● How to complete this task: Wherever the string "card" shows up in the data below, copy the whole line.

● Records drawn from a dataset:

• • •

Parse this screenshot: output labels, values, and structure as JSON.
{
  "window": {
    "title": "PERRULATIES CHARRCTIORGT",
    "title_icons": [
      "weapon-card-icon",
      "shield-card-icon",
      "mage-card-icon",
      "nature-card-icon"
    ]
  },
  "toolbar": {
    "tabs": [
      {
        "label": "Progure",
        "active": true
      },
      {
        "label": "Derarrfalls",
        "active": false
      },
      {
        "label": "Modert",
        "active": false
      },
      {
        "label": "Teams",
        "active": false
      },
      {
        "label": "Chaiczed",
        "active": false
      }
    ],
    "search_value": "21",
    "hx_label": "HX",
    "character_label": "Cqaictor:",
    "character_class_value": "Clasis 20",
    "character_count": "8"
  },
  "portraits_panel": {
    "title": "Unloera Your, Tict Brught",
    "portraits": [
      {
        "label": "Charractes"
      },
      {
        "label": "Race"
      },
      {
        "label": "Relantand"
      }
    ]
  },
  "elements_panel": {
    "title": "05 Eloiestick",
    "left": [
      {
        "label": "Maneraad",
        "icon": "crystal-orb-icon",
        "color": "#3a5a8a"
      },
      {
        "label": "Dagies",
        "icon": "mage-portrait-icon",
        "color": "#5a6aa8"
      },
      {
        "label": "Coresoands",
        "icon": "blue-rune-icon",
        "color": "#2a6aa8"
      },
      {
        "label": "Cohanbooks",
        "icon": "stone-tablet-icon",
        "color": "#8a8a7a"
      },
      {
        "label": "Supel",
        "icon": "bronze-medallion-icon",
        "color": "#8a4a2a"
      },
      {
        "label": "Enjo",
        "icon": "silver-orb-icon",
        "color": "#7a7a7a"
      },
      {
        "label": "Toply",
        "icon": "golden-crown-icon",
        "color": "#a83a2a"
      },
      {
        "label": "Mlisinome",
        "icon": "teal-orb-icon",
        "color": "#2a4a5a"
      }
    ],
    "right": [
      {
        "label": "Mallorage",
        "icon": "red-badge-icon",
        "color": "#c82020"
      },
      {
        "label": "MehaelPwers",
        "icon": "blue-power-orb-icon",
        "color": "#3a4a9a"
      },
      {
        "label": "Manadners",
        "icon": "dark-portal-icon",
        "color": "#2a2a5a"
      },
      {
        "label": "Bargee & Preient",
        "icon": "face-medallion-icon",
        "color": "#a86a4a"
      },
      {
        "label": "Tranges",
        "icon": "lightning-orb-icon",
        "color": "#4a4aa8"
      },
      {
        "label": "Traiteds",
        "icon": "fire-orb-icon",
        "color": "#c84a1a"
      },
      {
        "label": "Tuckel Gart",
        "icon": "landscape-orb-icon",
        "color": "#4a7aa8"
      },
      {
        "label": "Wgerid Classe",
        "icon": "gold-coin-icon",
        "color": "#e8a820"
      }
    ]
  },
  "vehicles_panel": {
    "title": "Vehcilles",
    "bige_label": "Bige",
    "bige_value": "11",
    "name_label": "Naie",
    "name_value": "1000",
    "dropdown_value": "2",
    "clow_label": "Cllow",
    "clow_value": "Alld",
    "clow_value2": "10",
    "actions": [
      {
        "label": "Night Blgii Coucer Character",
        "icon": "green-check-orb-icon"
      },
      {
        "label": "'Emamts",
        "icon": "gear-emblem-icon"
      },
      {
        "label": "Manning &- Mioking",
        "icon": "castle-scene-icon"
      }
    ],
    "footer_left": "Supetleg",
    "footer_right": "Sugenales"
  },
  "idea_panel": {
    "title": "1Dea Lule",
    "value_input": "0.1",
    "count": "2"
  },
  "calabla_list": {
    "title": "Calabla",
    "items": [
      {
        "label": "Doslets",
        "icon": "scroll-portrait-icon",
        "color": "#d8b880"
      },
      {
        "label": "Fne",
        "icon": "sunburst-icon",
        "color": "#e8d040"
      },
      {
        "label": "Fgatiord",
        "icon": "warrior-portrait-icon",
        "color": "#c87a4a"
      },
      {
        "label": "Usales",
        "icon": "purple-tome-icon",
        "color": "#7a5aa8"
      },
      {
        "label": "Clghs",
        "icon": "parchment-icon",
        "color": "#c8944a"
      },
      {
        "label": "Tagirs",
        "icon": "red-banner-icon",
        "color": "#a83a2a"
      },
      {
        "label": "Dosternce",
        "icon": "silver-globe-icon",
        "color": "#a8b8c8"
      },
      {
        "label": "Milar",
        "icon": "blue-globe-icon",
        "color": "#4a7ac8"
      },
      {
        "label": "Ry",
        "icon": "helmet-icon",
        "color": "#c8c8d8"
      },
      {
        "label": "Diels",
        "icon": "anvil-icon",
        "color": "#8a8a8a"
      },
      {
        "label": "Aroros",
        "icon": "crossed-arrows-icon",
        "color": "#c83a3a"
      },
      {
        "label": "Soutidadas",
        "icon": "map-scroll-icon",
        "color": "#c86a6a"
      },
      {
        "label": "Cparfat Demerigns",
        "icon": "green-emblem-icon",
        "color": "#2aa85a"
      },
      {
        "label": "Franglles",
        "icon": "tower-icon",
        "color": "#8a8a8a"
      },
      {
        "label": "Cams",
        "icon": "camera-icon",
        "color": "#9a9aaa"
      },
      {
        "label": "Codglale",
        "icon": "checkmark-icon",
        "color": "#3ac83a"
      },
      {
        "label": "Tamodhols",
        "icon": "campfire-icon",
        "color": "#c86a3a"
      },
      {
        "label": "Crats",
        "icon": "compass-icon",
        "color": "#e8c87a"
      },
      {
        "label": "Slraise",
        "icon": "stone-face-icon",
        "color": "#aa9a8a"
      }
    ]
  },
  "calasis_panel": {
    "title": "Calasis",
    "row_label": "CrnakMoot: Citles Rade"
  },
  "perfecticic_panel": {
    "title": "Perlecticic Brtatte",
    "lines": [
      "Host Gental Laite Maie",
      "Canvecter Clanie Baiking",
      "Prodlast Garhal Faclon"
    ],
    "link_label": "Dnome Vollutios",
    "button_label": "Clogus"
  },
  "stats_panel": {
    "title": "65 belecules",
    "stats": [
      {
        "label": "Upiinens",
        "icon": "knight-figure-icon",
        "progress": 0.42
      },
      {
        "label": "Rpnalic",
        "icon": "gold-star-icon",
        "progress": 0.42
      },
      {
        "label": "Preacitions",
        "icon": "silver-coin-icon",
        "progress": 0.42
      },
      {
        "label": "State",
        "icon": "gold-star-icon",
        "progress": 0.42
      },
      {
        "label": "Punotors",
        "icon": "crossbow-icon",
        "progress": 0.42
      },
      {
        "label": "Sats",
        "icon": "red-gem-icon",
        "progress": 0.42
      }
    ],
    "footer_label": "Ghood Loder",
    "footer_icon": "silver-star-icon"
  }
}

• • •

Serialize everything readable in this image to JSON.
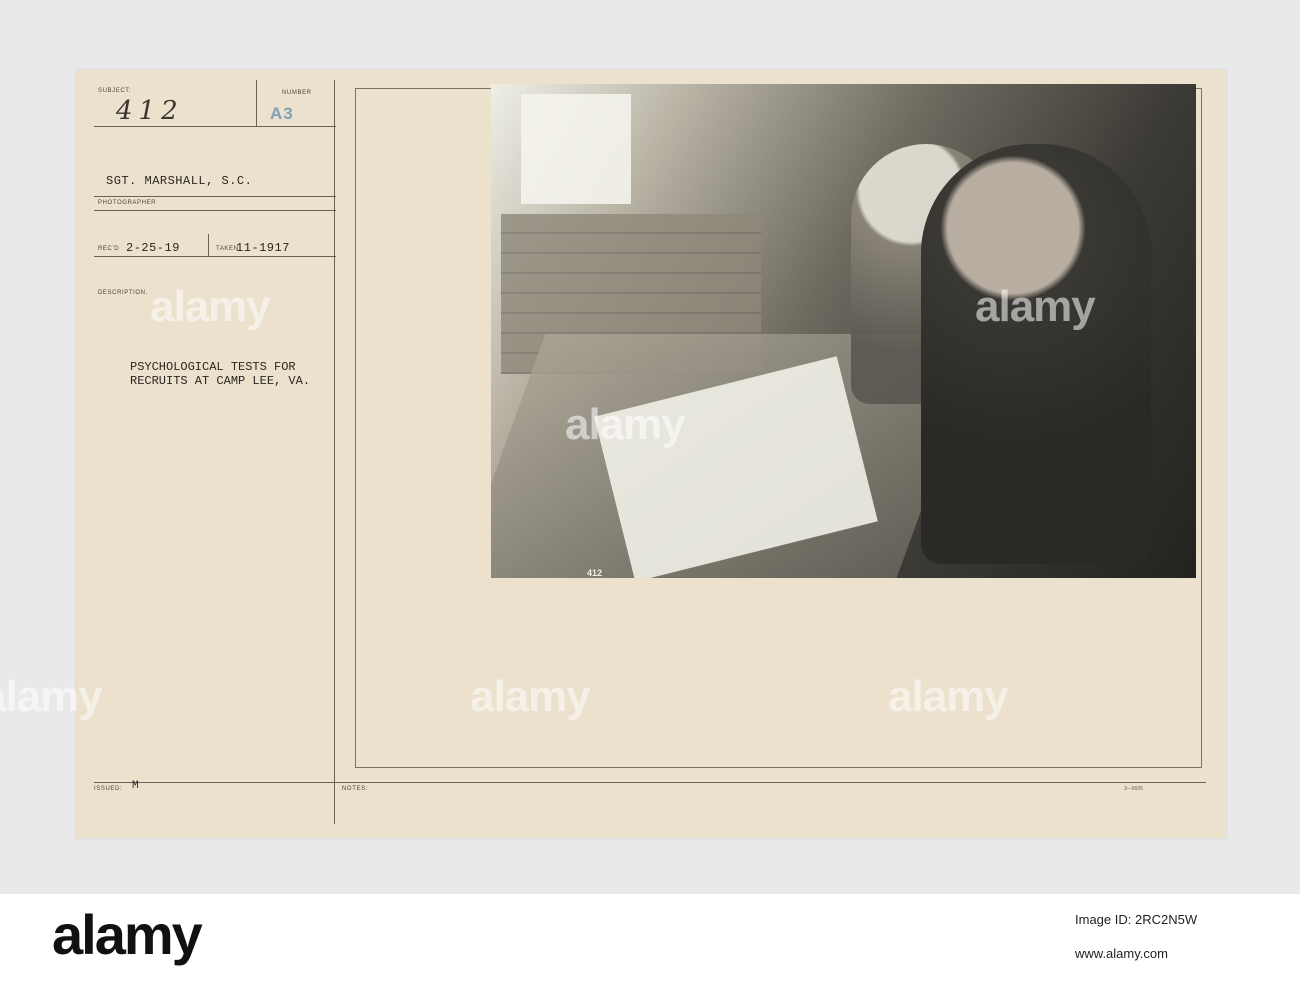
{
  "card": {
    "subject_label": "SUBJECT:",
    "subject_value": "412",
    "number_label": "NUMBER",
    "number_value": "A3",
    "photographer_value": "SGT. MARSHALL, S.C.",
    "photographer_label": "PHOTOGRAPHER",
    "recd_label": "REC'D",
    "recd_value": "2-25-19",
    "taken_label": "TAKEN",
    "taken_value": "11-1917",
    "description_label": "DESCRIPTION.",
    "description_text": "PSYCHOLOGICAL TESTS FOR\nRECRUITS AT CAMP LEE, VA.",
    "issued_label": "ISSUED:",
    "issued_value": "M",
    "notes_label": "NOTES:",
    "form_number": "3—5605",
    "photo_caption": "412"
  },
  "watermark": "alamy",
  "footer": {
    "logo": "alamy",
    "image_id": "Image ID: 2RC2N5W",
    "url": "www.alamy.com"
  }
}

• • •

● Task output:
      "weapon-card-icon",
      "shield-card-icon",
      "mage-card-icon",
      "nature-card-icon"
  "card": {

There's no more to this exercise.